The new data come from a small study of 140 children ages 5 through 11 who were given a third 10-microgram dose of the Pfizer-BioNTech Covid-19 vaccine at least six months after their second dose.
The researchers analyzed antibody levels in serum — the clear part of the blood — from a subset of 30 children in this group one month after their third shot and found that antibodies against the Omicron variant were 36 times higher than they had been after the second dose of the vaccine.
In an analysis from 140 children with no evidence of prior Covid-19 infection, antibody levels against the original strain of the SARS-CoV-2 virus were six times higher one month after a booster dose than a month after the second vaccine dose.
The companies said there were no safety issues associated with a booster dose of the vaccine in these small groups of children.
Pfizer and BioNTech say they will ask the FDA for an emergency use authorization, or EUA, for a booster dose for children in this age group “in the coming days.” They will also share the data with the European Medicines Agency and other regulatory agencies.
Studies from the New York State Department of Health and the US Centers for Disease Control and Prevention found that the effectiveness of Pfizer’s vaccine for children ages 5-12 dropped substantially during the Omicron surge, falling from 68% to about 12% against Covid-19 infection.
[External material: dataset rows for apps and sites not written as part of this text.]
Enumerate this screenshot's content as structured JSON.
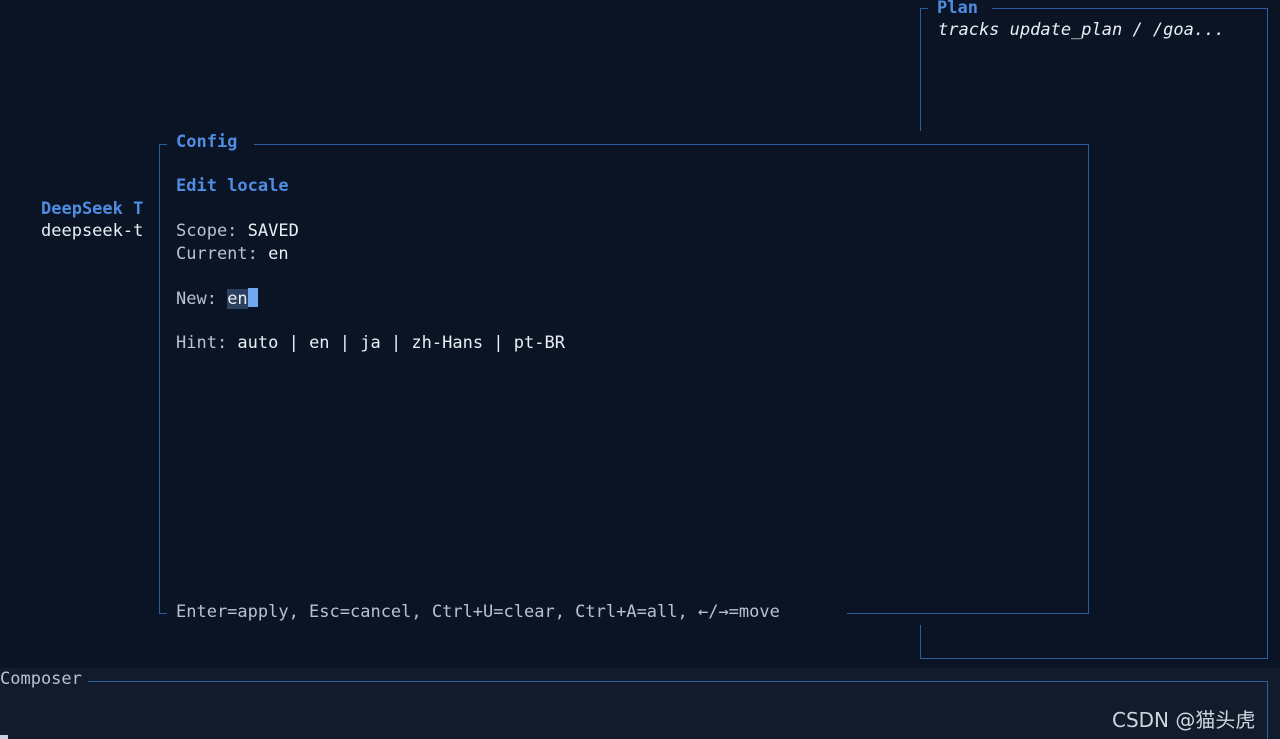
{
  "plan": {
    "title": "Plan",
    "subtitle": "tracks update_plan / /goa..."
  },
  "background": {
    "title": "DeepSeek T",
    "subtitle": "deepseek-t"
  },
  "config": {
    "title": "Config",
    "heading": "Edit locale",
    "scope_label": "Scope: ",
    "scope_value": "SAVED",
    "current_label": "Current: ",
    "current_value": "en",
    "new_label": "New: ",
    "new_value": "en",
    "hint_label": "Hint: ",
    "hint_value": "auto | en | ja | zh-Hans | pt-BR",
    "footer": "Enter=apply, Esc=cancel, Ctrl+U=clear, Ctrl+A=all, ←/→=move"
  },
  "composer": {
    "title": "Composer"
  },
  "watermark": "CSDN @猫头虎",
  "colors": {
    "background": "#0b1424",
    "accent": "#4f8de3",
    "border": "#2f5c9e",
    "cursor": "#6fa8f0"
  }
}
However, two doses of the vaccine continued to provide protection against more severe illness resulting in urgent care or hospitalizations.
The primary series of two doses was authorized by the FDA for emergency use in this age group in October.
Booster doses of Pfizer’s Covid-19 vaccine are already authorized for people age 12 and older.